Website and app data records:
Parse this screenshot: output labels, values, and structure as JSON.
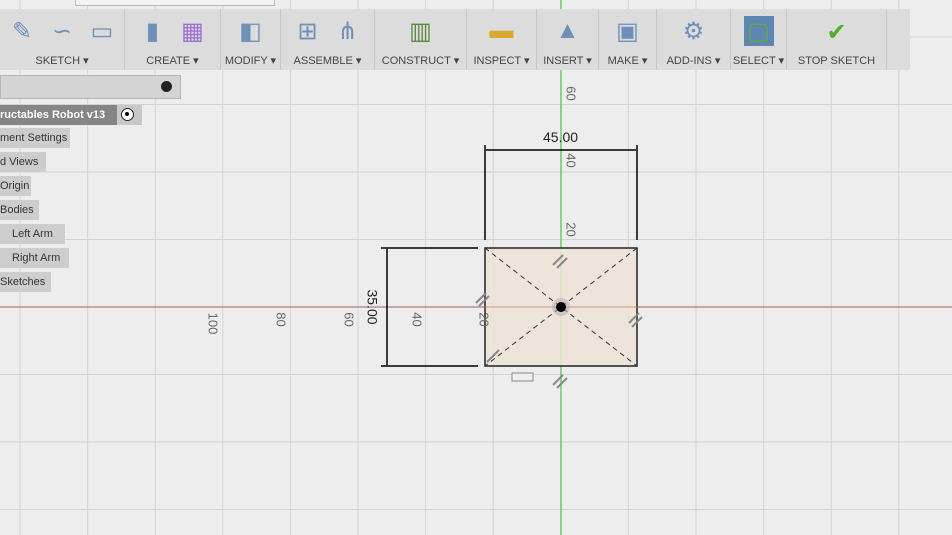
{
  "toolbar": {
    "groups": [
      {
        "label": "SKETCH ▾",
        "icons": [
          "create-sketch-icon",
          "spline-icon",
          "rectangle-icon"
        ]
      },
      {
        "label": "CREATE ▾",
        "icons": [
          "extrude-icon",
          "form-icon"
        ]
      },
      {
        "label": "MODIFY ▾",
        "icons": [
          "press-pull-icon"
        ]
      },
      {
        "label": "ASSEMBLE ▾",
        "icons": [
          "new-component-icon",
          "joint-icon"
        ]
      },
      {
        "label": "CONSTRUCT ▾",
        "icons": [
          "offset-plane-icon"
        ]
      },
      {
        "label": "INSPECT ▾",
        "icons": [
          "measure-icon"
        ]
      },
      {
        "label": "INSERT ▾",
        "icons": [
          "insert-image-icon"
        ]
      },
      {
        "label": "MAKE ▾",
        "icons": [
          "3d-print-icon"
        ]
      },
      {
        "label": "ADD-INS ▾",
        "icons": [
          "scripts-addins-icon"
        ]
      },
      {
        "label": "SELECT ▾",
        "icons": [
          "window-select-icon"
        ]
      },
      {
        "label": "STOP SKETCH",
        "icons": [
          "stop-sketch-icon"
        ]
      }
    ]
  },
  "browser": {
    "root": "ructables Robot v13",
    "items": [
      "ment Settings",
      "d Views",
      "Origin",
      "Bodies",
      "Left Arm",
      "Right Arm",
      "Sketches"
    ]
  },
  "sketch": {
    "width_dim": "45.00",
    "height_dim": "35.00"
  },
  "axis_labels": {
    "horizontal": [
      "100",
      "80",
      "60",
      "40",
      "20"
    ],
    "vertical": [
      "60",
      "40",
      "20"
    ]
  },
  "colors": {
    "x_axis": "#d96060",
    "y_axis": "#5fd35f",
    "profile_fill": "#ede3d6",
    "select_active": "#5b87b0"
  }
}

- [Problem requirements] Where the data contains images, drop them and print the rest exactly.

- [Reply to the task]
Parse this screenshot: output labels, values, and structure as JSON.
{
  "toolbar": {
    "groups": [
      {
        "label": "SKETCH ▾",
        "icons": [
          "create-sketch-icon",
          "spline-icon",
          "rectangle-icon"
        ]
      },
      {
        "label": "CREATE ▾",
        "icons": [
          "extrude-icon",
          "form-icon"
        ]
      },
      {
        "label": "MODIFY ▾",
        "icons": [
          "press-pull-icon"
        ]
      },
      {
        "label": "ASSEMBLE ▾",
        "icons": [
          "new-component-icon",
          "joint-icon"
        ]
      },
      {
        "label": "CONSTRUCT ▾",
        "icons": [
          "offset-plane-icon"
        ]
      },
      {
        "label": "INSPECT ▾",
        "icons": [
          "measure-icon"
        ]
      },
      {
        "label": "INSERT ▾",
        "icons": [
          "insert-image-icon"
        ]
      },
      {
        "label": "MAKE ▾",
        "icons": [
          "3d-print-icon"
        ]
      },
      {
        "label": "ADD-INS ▾",
        "icons": [
          "scripts-addins-icon"
        ]
      },
      {
        "label": "SELECT ▾",
        "icons": [
          "window-select-icon"
        ]
      },
      {
        "label": "STOP SKETCH",
        "icons": [
          "stop-sketch-icon"
        ]
      }
    ]
  },
  "browser": {
    "root": "ructables Robot v13",
    "items": [
      "ment Settings",
      "d Views",
      "Origin",
      "Bodies",
      "Left Arm",
      "Right Arm",
      "Sketches"
    ]
  },
  "sketch": {
    "width_dim": "45.00",
    "height_dim": "35.00"
  },
  "axis_labels": {
    "horizontal": [
      "100",
      "80",
      "60",
      "40",
      "20"
    ],
    "vertical": [
      "60",
      "40",
      "20"
    ]
  },
  "colors": {
    "x_axis": "#d96060",
    "y_axis": "#5fd35f",
    "profile_fill": "#ede3d6",
    "select_active": "#5b87b0"
  }
}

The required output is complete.